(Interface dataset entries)
══════
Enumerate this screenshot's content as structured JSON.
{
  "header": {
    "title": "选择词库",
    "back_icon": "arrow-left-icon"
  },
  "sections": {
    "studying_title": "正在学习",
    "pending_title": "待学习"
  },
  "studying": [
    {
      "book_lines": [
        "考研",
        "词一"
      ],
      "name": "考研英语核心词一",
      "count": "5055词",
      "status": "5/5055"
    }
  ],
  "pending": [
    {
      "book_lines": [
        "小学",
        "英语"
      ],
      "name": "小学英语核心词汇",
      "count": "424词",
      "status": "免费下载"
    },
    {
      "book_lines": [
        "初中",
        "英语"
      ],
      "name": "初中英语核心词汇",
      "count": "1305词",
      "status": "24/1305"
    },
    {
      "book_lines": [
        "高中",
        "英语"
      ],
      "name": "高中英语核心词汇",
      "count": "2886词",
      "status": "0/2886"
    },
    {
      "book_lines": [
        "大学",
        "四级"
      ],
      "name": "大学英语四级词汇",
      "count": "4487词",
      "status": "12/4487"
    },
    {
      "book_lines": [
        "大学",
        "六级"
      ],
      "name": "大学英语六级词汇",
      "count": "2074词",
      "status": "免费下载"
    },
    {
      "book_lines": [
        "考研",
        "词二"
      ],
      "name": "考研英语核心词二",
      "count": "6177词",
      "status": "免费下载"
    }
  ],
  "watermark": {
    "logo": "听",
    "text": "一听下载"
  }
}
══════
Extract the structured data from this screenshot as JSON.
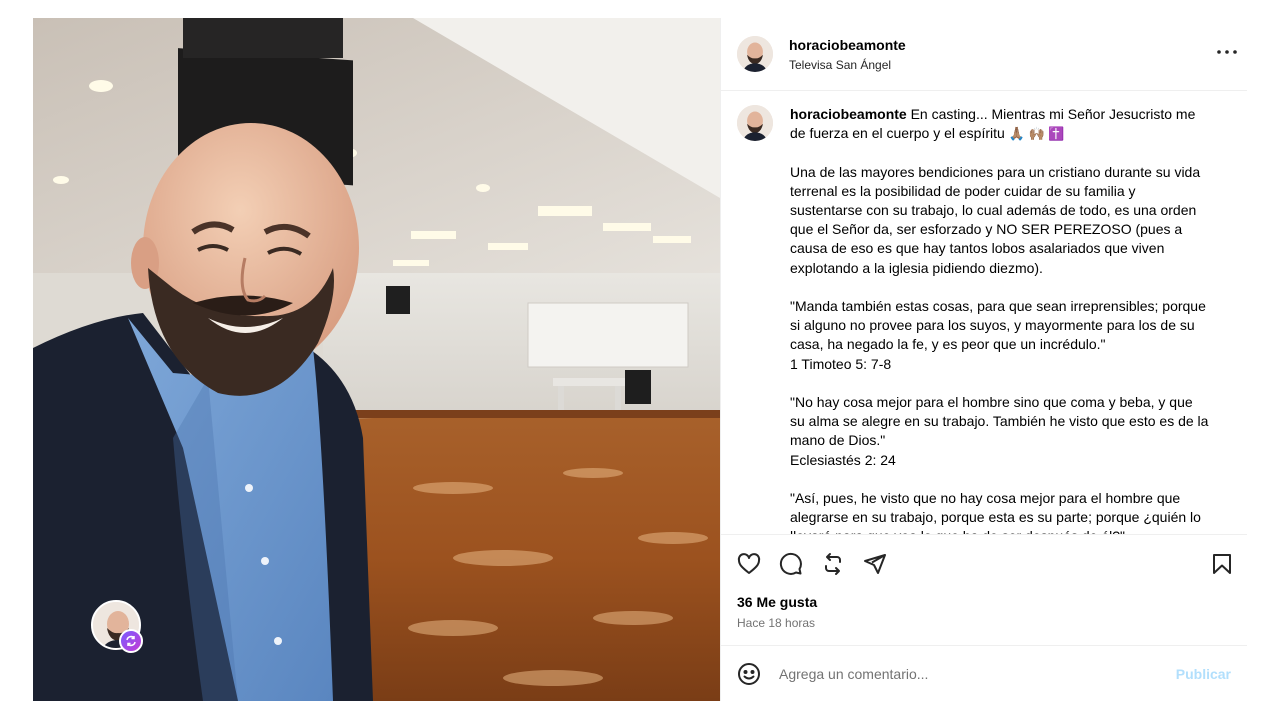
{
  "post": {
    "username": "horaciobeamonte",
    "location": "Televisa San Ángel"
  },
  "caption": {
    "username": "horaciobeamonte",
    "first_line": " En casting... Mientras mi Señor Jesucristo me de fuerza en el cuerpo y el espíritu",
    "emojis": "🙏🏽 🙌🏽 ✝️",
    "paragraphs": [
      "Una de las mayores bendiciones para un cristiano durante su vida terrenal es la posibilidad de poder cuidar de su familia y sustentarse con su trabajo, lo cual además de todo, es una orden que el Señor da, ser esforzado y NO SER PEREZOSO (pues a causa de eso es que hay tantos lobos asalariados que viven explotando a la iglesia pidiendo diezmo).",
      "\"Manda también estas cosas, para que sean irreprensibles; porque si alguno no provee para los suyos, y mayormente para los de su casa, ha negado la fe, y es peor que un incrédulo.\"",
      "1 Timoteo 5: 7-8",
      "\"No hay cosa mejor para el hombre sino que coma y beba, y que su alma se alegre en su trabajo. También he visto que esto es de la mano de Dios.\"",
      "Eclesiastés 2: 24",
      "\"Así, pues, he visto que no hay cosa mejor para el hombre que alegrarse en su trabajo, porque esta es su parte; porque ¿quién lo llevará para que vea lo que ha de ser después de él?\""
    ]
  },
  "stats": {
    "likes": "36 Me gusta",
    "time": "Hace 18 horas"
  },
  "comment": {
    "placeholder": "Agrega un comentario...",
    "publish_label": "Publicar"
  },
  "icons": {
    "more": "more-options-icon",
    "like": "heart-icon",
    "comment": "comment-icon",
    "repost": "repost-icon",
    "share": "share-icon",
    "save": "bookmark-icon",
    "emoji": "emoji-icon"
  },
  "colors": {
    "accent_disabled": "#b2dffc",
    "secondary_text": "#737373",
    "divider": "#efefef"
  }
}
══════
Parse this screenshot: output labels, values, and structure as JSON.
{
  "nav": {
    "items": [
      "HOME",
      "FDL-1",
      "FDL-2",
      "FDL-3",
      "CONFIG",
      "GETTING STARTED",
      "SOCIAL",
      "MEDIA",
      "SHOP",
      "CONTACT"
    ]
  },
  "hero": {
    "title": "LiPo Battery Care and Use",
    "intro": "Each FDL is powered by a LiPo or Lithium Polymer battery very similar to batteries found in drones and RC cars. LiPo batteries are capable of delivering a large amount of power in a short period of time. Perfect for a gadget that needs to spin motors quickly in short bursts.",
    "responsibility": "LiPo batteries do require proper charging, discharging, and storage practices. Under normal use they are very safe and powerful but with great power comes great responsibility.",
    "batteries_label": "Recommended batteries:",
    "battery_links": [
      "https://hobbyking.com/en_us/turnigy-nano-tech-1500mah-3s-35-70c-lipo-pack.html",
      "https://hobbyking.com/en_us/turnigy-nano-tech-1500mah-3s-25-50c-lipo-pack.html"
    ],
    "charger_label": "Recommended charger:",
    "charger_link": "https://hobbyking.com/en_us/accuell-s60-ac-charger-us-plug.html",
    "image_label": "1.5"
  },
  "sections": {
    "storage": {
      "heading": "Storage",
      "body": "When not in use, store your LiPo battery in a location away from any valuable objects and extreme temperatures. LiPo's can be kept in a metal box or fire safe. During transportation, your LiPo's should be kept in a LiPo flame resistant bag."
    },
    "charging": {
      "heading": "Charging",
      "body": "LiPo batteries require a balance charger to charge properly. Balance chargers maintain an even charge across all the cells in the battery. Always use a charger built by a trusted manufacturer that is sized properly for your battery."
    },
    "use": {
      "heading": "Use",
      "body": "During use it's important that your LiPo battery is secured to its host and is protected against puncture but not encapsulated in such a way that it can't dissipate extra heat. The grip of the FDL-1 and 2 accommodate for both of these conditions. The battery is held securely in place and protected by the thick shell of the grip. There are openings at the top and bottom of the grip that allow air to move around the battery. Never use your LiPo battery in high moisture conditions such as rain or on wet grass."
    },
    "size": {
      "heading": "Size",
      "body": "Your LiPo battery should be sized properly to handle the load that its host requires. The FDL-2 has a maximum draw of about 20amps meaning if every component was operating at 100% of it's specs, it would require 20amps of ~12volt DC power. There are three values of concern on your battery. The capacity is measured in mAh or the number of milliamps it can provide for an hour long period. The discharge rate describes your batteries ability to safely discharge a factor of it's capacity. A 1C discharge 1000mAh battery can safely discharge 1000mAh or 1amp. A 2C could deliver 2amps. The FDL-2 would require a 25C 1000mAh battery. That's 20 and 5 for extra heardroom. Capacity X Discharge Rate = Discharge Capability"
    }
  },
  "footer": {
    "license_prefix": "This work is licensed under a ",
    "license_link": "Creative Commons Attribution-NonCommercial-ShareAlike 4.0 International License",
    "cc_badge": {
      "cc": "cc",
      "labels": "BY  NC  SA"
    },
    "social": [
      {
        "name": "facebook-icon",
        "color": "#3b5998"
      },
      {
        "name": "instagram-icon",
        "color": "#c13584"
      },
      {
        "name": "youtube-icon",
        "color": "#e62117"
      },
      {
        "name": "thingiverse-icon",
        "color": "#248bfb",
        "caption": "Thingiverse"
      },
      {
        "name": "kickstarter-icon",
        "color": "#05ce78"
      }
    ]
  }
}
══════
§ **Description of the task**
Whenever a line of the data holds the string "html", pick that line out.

§ **Solution below**
      "https://hobbyking.com/en_us/turnigy-nano-tech-1500mah-3s-35-70c-lipo-pack.html",
      "https://hobbyking.com/en_us/turnigy-nano-tech-1500mah-3s-25-50c-lipo-pack.html"
    "charger_link": "https://hobbyking.com/en_us/accuell-s60-ac-charger-us-plug.html",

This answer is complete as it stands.